Oh, one of those guys who complains every time a pilot brings back an airplane in "used" condition. (VBG) No, seriously...you sound very much aware of the issues. The keel and rudder are just two airfoils (the hull actually is a third) on a boat and even now that there are computers, the art of tuning all three to make a boat sweet instead of a mule is partly black art.
I don't know about the I37, do know some Beneteaus are notorious for having a rudder that is deeper than the keel and as such, a real danger for grounding damage. I wouldn't want a rudder deeper than the keel, but I'd be loathe to chop one down. If I was going to tackle that kind of problem, I think I'd make the keel deeper rather than chop the rudder.
Consider, as you heel the boat the rudder effectively becomes shorter, it doesn't extend down into clear undisturbed water, and with some boats that means you lose steerage one you heel over too far. Steering balance, sail balance, these are all three dimensional multi-variable euqations on a boat, or four-dimensional as they also change with speed.
Some rudders certainly CAN be improved. With potential rudder post damage and fully two feet busted off, and no way to know if the internal armature was still firmly attached versus beginning to come off the post...Trucking would definitely be the more conservative way to go.

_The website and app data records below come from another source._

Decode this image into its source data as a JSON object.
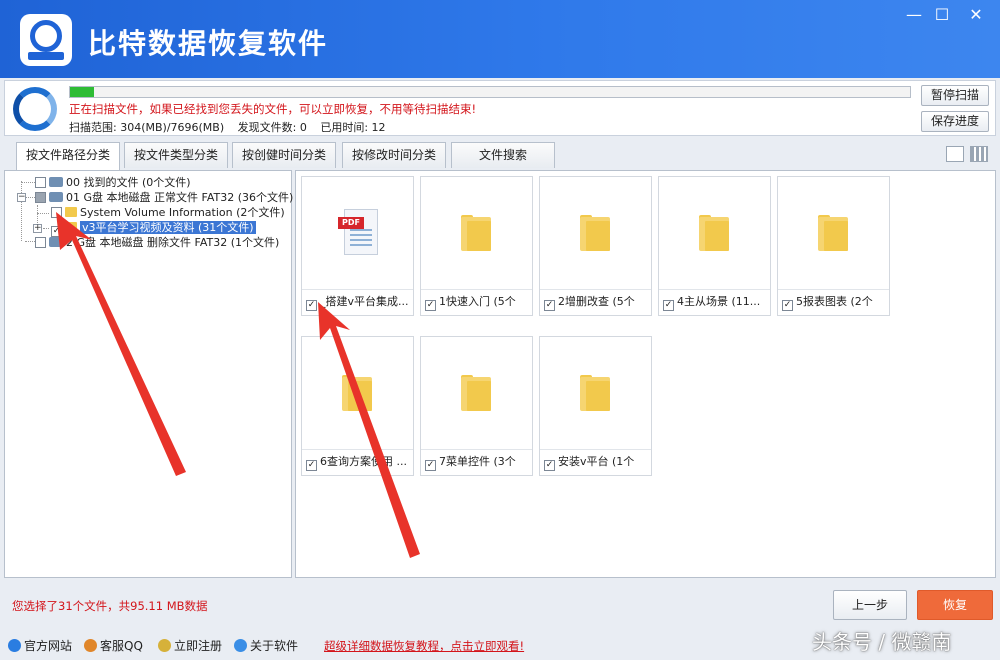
{
  "app": {
    "title": "比特数据恢复软件"
  },
  "window": {
    "minimize": "—",
    "maximize": "☐",
    "close": "✕"
  },
  "scan": {
    "progress_fraction": 0.028,
    "message": "正在扫描文件，如果已经找到您丢失的文件，可以立即恢复，不用等待扫描结束!",
    "range": "扫描范围: 304(MB)/7696(MB)",
    "found": "发现文件数: 0",
    "elapsed": "已用时间: 12",
    "pause_label": "暂停扫描",
    "save_label": "保存进度"
  },
  "tabs": [
    {
      "label": "按文件路径分类",
      "active": true
    },
    {
      "label": "按文件类型分类",
      "active": false
    },
    {
      "label": "按创健时间分类",
      "active": false
    },
    {
      "label": "按修改时间分类",
      "active": false
    },
    {
      "label": "文件搜索",
      "active": false
    }
  ],
  "tree": [
    {
      "label": "00 找到的文件 (0个文件)",
      "checked": false
    },
    {
      "label": "01 G盘 本地磁盘 正常文件 FAT32 (36个文件)",
      "checked": true
    },
    {
      "label": "System Volume Information    (2个文件)",
      "checked": false
    },
    {
      "label": "v3平台学习视频及资料    (31个文件)",
      "checked": true
    },
    {
      "label": "2 G盘 本地磁盘 删除文件 FAT32 (1个文件)",
      "checked": false
    }
  ],
  "files": [
    {
      "name": "_搭建v平台集成...",
      "type": "pdf",
      "checked": true
    },
    {
      "name": "1快速入门 (5个",
      "type": "folder",
      "checked": true
    },
    {
      "name": "2增删改查 (5个",
      "type": "folder",
      "checked": true
    },
    {
      "name": "4主从场景 (11...",
      "type": "folder",
      "checked": true
    },
    {
      "name": "5报表图表 (2个",
      "type": "folder",
      "checked": true
    },
    {
      "name": "6查询方案使用 ...",
      "type": "folder",
      "checked": true
    },
    {
      "name": "7菜单控件 (3个",
      "type": "folder",
      "checked": true
    },
    {
      "name": "安装v平台 (1个",
      "type": "folder",
      "checked": true
    }
  ],
  "pdf_tag": "PDF",
  "status": {
    "selection": "您选择了31个文件，共95.11 MB数据"
  },
  "buttons": {
    "prev": "上一步",
    "recover": "恢复"
  },
  "links": [
    {
      "label": "官方网站",
      "color": "#2a7de1"
    },
    {
      "label": "客服QQ",
      "color": "#e0862a"
    },
    {
      "label": "立即注册",
      "color": "#d6b13a"
    },
    {
      "label": "关于软件",
      "color": "#3a8ee6"
    }
  ],
  "promo": "超级详细数据恢复教程，点击立即观看!",
  "watermark": "头条号 / 微赣南",
  "colors": {
    "accent": "#2f79ea",
    "recover": "#ef6a3a",
    "alert": "#d3151b",
    "arrow": "#e8332a"
  }
}
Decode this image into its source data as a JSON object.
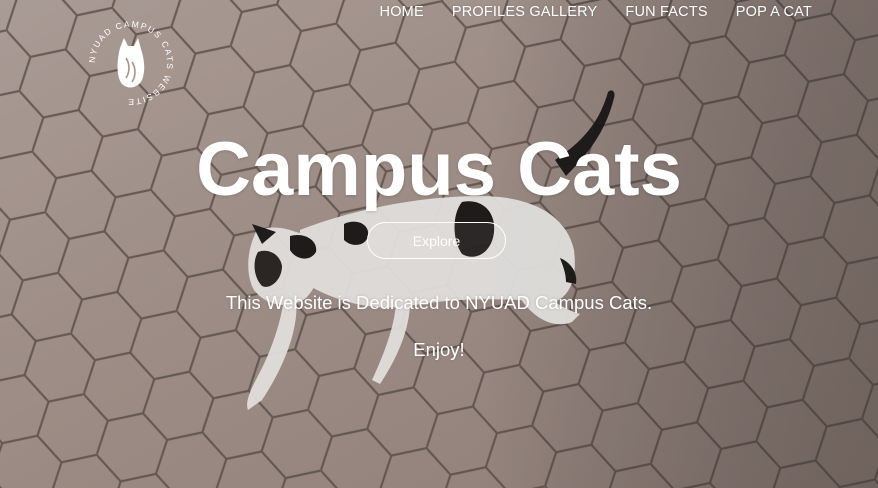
{
  "site": {
    "logo_text": "NYUAD CAMPUS CATS WEBSITE",
    "logo_icon": "cat-silhouette-icon"
  },
  "nav": {
    "items": [
      {
        "label": "HOME"
      },
      {
        "label": "PROFILES GALLERY"
      },
      {
        "label": "FUN FACTS"
      },
      {
        "label": "POP A CAT"
      }
    ]
  },
  "hero": {
    "title": "Campus Cats",
    "button_label": "Explore",
    "dedication": "This Website is Dedicated to NYUAD Campus Cats.",
    "enjoy": "Enjoy!",
    "background": "photo of a white-and-black cat walking on hexagonal paving tiles"
  },
  "colors": {
    "text": "#ffffff",
    "pavement": "#a7958c",
    "grout": "#5a4d47"
  }
}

It is also possible that you might find a used rudder from a consigment shop or breaker's yard. I don't know any good lists but you might try Sailorman in Fort Lauderdale, there's another one in Tampa/St.P. I can't remember the name of, sometimes you get lucky and someone can drum up the part.
Or I suppose you could drop the rudder, ship it home by motor freight, rebuild it and then ship it back before sailing the boat home. Between shipping costs and time...trucking the boat home might be the way to go, so the rest can be done without any rushes or risks.
Having been up close and personal with the "professional" replacement of a rudder by a certain leading name company in that business, I can only say be careful. The difference between a certified aviation mechanic and a shadetree greasemonkey comes to mind. (G)